Only lines containing the word "arrow" belong in the answer; copy each one from the records.

---------- Data shown ----------

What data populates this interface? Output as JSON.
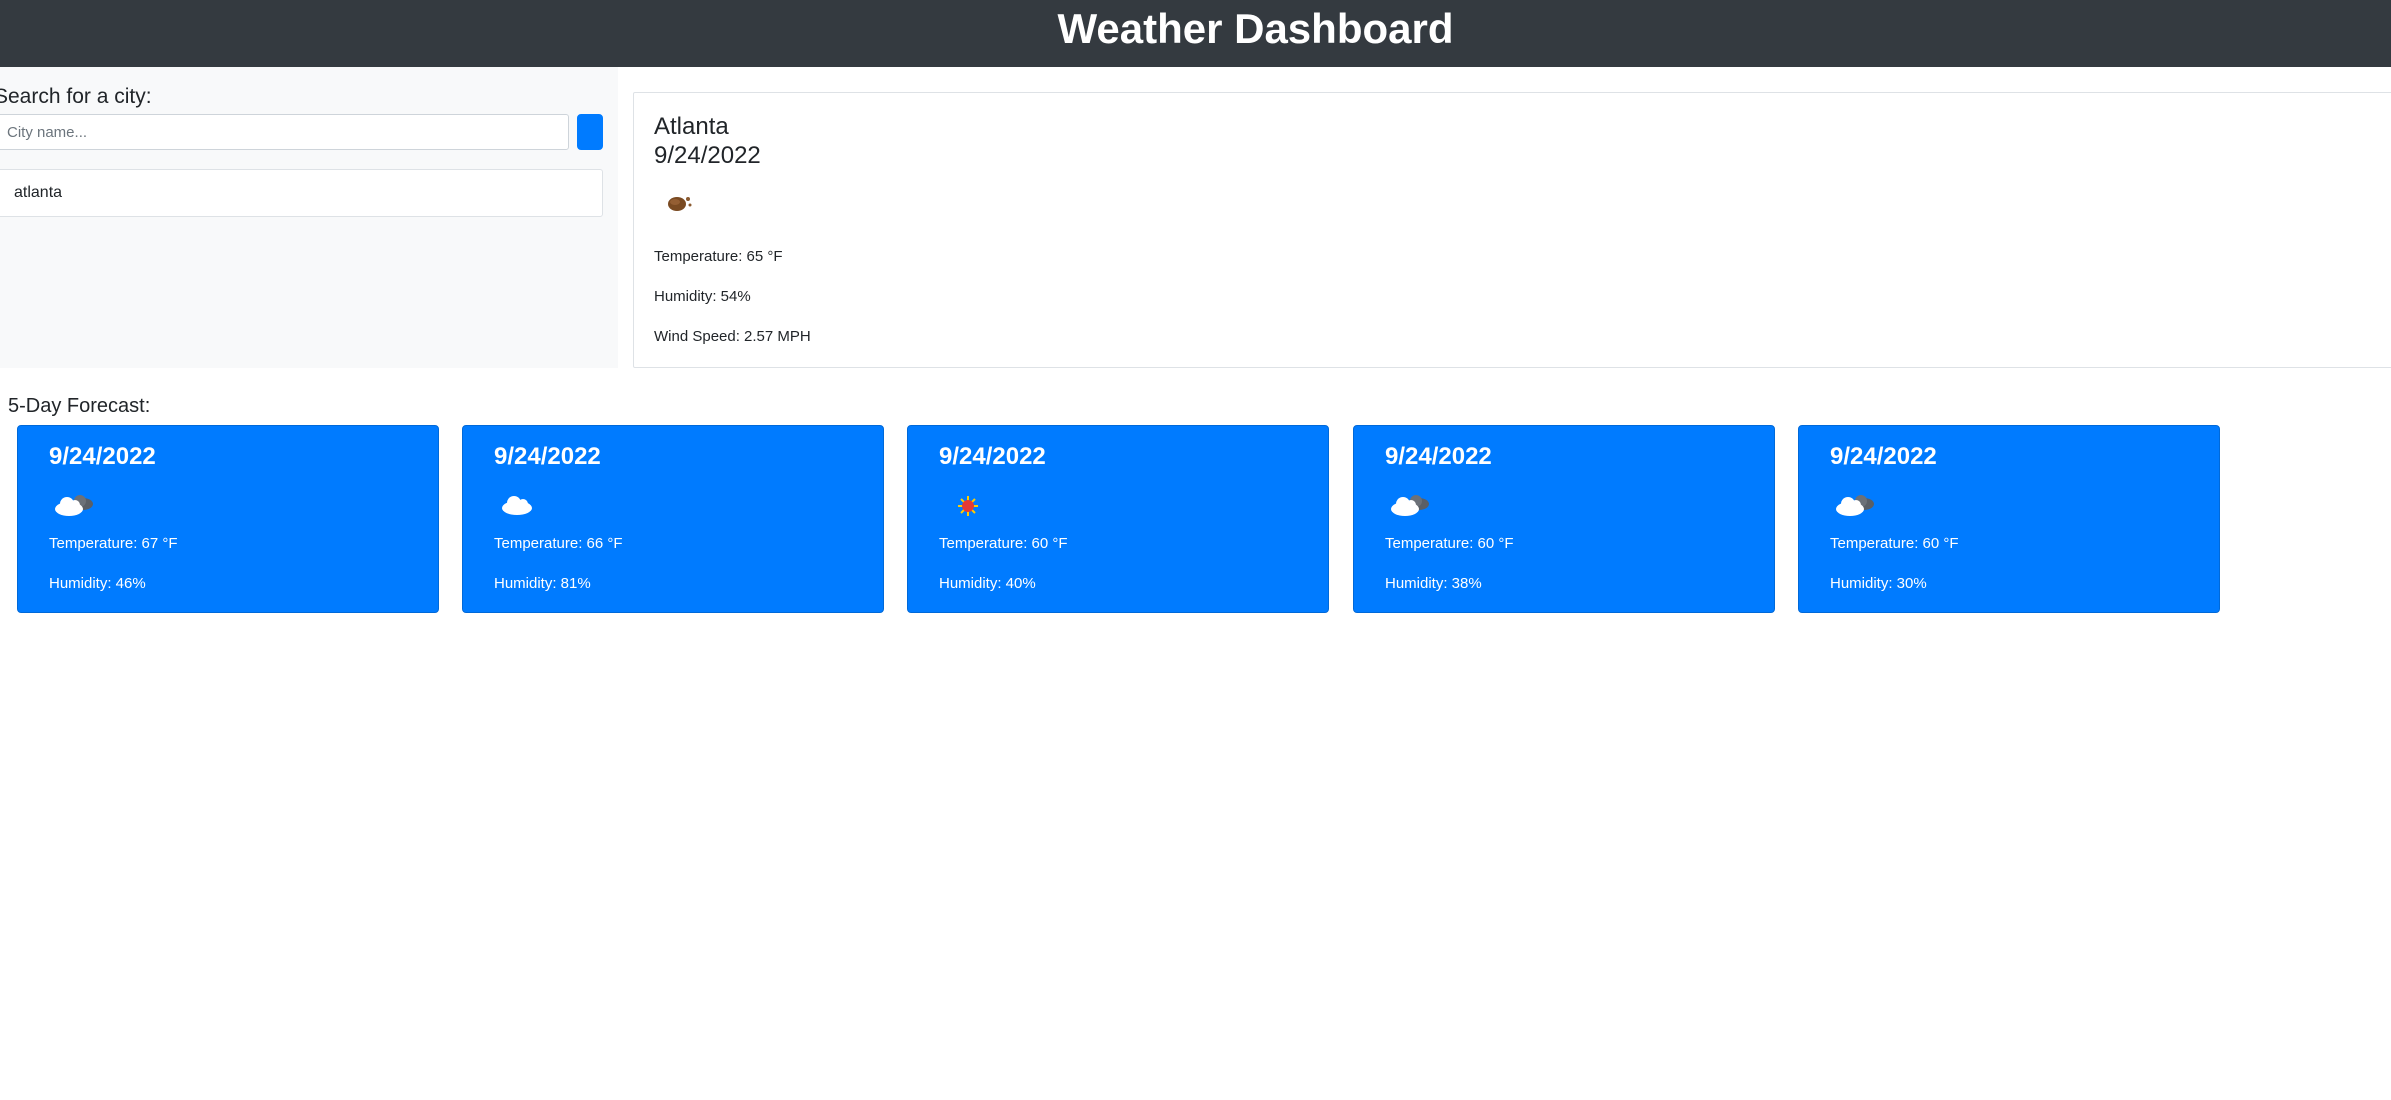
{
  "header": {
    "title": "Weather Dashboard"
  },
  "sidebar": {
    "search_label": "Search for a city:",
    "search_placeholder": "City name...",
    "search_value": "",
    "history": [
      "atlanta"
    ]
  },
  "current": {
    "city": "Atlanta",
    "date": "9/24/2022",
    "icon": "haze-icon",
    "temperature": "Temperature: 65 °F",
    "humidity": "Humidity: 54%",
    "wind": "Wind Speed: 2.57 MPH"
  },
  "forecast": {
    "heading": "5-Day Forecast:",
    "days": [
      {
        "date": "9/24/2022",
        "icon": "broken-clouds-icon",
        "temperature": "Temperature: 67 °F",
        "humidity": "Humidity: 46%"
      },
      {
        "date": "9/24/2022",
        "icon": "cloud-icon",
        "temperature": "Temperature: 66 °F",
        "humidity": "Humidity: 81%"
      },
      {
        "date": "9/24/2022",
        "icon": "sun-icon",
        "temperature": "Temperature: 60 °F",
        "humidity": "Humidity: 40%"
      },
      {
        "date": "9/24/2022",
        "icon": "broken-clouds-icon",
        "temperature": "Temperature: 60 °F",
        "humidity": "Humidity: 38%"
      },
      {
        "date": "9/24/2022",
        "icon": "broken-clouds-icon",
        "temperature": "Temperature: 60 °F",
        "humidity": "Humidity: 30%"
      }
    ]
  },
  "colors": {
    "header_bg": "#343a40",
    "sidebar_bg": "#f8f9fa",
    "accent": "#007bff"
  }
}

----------
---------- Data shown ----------

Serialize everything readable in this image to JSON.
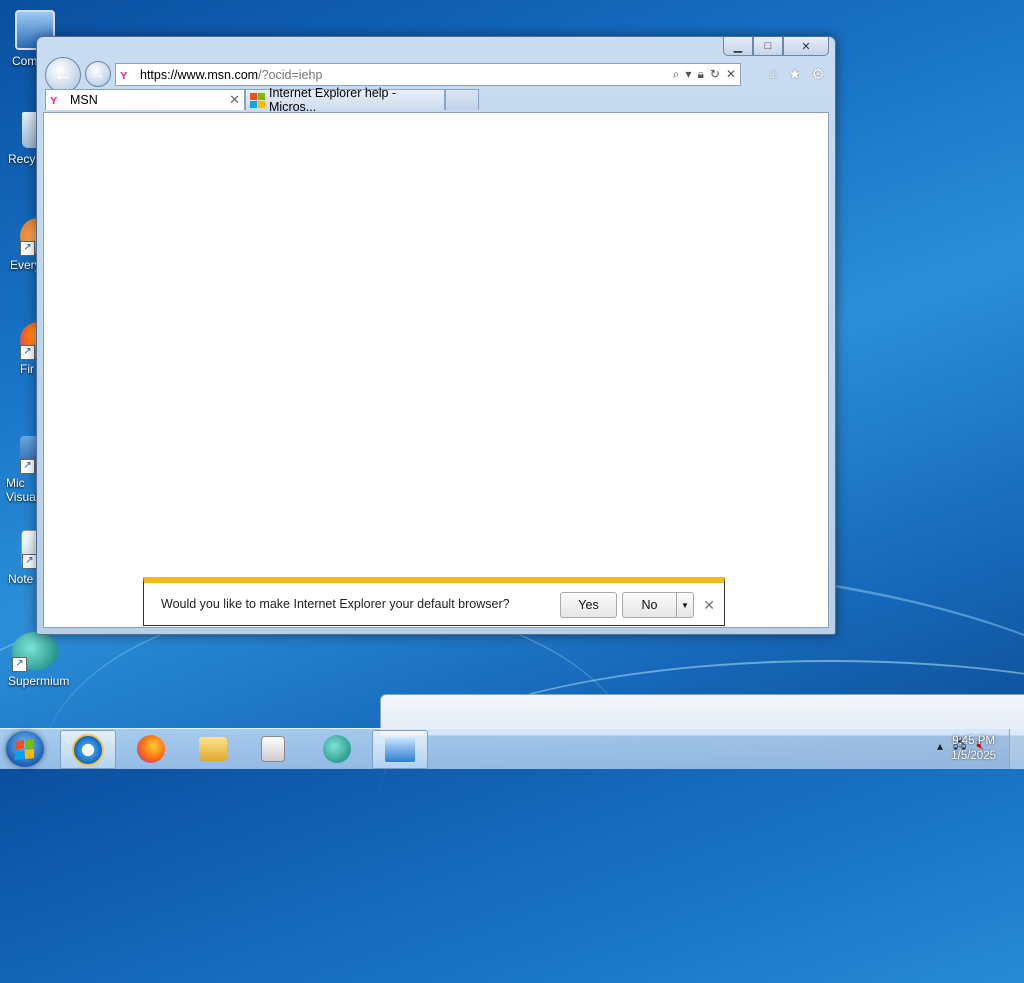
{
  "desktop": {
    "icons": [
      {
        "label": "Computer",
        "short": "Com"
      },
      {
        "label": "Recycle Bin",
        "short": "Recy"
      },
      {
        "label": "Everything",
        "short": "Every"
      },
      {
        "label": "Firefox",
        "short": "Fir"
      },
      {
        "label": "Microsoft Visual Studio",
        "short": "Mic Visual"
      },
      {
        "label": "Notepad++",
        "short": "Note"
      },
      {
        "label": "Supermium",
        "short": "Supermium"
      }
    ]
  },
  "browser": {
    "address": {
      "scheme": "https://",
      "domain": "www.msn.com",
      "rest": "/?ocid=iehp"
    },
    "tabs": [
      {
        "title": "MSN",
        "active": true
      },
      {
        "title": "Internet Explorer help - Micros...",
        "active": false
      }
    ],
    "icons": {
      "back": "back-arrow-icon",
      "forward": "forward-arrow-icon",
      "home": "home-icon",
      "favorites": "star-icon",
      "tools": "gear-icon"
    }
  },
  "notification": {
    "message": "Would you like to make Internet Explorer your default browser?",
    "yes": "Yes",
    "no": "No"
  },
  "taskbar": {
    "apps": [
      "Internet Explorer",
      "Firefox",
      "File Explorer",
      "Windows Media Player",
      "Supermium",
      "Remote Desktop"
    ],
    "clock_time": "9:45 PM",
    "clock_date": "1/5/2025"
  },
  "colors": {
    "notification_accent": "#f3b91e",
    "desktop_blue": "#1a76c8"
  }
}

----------
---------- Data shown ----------

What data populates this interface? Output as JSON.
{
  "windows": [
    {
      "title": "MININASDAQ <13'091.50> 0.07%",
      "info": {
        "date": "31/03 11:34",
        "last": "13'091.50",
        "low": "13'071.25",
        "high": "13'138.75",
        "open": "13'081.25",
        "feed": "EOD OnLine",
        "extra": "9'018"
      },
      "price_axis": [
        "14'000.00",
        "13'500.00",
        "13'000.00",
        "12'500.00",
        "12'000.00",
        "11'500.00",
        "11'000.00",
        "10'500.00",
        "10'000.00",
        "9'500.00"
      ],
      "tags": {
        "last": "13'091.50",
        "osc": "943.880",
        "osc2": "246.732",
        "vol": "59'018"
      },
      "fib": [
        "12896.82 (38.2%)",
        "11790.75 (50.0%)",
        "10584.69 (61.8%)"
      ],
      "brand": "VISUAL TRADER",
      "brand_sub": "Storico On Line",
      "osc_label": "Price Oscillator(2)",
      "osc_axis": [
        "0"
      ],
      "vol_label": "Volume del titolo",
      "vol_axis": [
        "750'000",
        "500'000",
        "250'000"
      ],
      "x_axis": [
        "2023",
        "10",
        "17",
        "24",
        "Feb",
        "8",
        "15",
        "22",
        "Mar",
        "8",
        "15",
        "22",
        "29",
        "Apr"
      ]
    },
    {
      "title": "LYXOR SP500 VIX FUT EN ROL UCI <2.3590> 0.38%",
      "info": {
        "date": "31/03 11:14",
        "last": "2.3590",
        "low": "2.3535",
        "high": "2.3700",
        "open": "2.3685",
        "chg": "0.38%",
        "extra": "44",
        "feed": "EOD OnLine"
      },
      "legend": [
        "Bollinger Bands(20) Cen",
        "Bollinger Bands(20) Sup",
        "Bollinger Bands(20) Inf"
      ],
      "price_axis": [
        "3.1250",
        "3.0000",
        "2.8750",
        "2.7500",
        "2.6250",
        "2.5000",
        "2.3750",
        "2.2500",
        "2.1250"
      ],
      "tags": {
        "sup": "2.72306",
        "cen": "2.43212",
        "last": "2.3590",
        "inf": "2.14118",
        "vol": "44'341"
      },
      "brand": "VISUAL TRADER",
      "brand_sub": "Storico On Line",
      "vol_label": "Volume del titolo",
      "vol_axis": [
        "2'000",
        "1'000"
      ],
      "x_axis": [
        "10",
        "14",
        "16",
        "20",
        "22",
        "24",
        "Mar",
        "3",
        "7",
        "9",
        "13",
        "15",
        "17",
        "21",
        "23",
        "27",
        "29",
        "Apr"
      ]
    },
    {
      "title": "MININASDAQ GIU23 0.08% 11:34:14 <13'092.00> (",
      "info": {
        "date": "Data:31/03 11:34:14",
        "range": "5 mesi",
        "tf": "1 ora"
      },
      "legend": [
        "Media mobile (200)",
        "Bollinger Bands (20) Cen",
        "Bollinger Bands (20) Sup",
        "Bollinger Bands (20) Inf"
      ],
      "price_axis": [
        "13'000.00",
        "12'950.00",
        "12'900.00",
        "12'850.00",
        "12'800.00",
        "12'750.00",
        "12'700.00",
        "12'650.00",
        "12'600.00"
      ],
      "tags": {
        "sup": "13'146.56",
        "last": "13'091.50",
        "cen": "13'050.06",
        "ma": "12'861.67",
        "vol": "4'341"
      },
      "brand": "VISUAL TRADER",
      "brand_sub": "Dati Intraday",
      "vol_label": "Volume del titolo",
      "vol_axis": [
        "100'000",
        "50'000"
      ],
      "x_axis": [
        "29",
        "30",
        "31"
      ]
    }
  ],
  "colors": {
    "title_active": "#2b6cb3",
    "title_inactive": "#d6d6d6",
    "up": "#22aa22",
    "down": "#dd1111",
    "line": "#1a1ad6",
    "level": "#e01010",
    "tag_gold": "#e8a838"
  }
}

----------

Your solution:
      "back": "back-arrow-icon",
      "forward": "forward-arrow-icon",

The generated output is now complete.